= Beginning of Section =
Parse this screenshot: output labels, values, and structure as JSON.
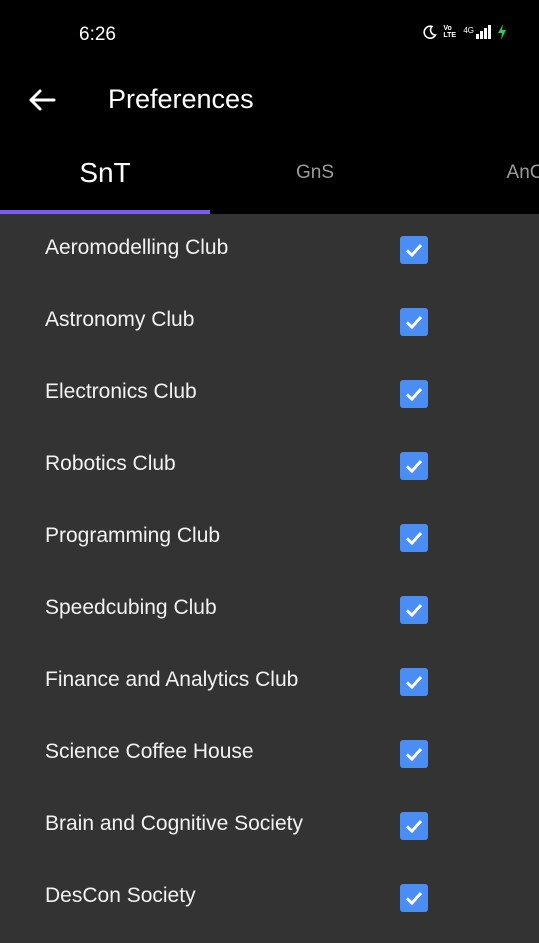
{
  "status_bar": {
    "time": "6:26",
    "volte_line1": "Vo",
    "volte_line2": "LTE",
    "network": "4G",
    "icons": [
      "moon-icon",
      "volte-icon",
      "signal-icon",
      "charging-icon"
    ]
  },
  "app_bar": {
    "title": "Preferences",
    "back_icon": "arrow-left-icon"
  },
  "tabs": [
    {
      "label": "SnT",
      "active": true
    },
    {
      "label": "GnS",
      "active": false
    },
    {
      "label": "AnC",
      "active": false
    }
  ],
  "colors": {
    "background": "#333333",
    "bars": "#000000",
    "accent_indicator": "#7a5cf0",
    "checkbox": "#4a8ef5"
  },
  "clubs": [
    {
      "label": "Aeromodelling Club",
      "checked": true
    },
    {
      "label": "Astronomy Club",
      "checked": true
    },
    {
      "label": "Electronics Club",
      "checked": true
    },
    {
      "label": "Robotics Club",
      "checked": true
    },
    {
      "label": "Programming Club",
      "checked": true
    },
    {
      "label": "Speedcubing Club",
      "checked": true
    },
    {
      "label": "Finance and Analytics Club",
      "checked": true
    },
    {
      "label": "Science Coffee House",
      "checked": true
    },
    {
      "label": "Brain and Cognitive Society",
      "checked": true
    },
    {
      "label": "DesCon Society",
      "checked": true
    }
  ]
}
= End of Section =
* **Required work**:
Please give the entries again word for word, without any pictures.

* **Exercise solution**:
Parse this screenshot: output labels, values, and structure as JSON.
{
  "status_bar": {
    "time": "6:26",
    "volte_line1": "Vo",
    "volte_line2": "LTE",
    "network": "4G",
    "icons": [
      "moon-icon",
      "volte-icon",
      "signal-icon",
      "charging-icon"
    ]
  },
  "app_bar": {
    "title": "Preferences",
    "back_icon": "arrow-left-icon"
  },
  "tabs": [
    {
      "label": "SnT",
      "active": true
    },
    {
      "label": "GnS",
      "active": false
    },
    {
      "label": "AnC",
      "active": false
    }
  ],
  "colors": {
    "background": "#333333",
    "bars": "#000000",
    "accent_indicator": "#7a5cf0",
    "checkbox": "#4a8ef5"
  },
  "clubs": [
    {
      "label": "Aeromodelling Club",
      "checked": true
    },
    {
      "label": "Astronomy Club",
      "checked": true
    },
    {
      "label": "Electronics Club",
      "checked": true
    },
    {
      "label": "Robotics Club",
      "checked": true
    },
    {
      "label": "Programming Club",
      "checked": true
    },
    {
      "label": "Speedcubing Club",
      "checked": true
    },
    {
      "label": "Finance and Analytics Club",
      "checked": true
    },
    {
      "label": "Science Coffee House",
      "checked": true
    },
    {
      "label": "Brain and Cognitive Society",
      "checked": true
    },
    {
      "label": "DesCon Society",
      "checked": true
    }
  ]
}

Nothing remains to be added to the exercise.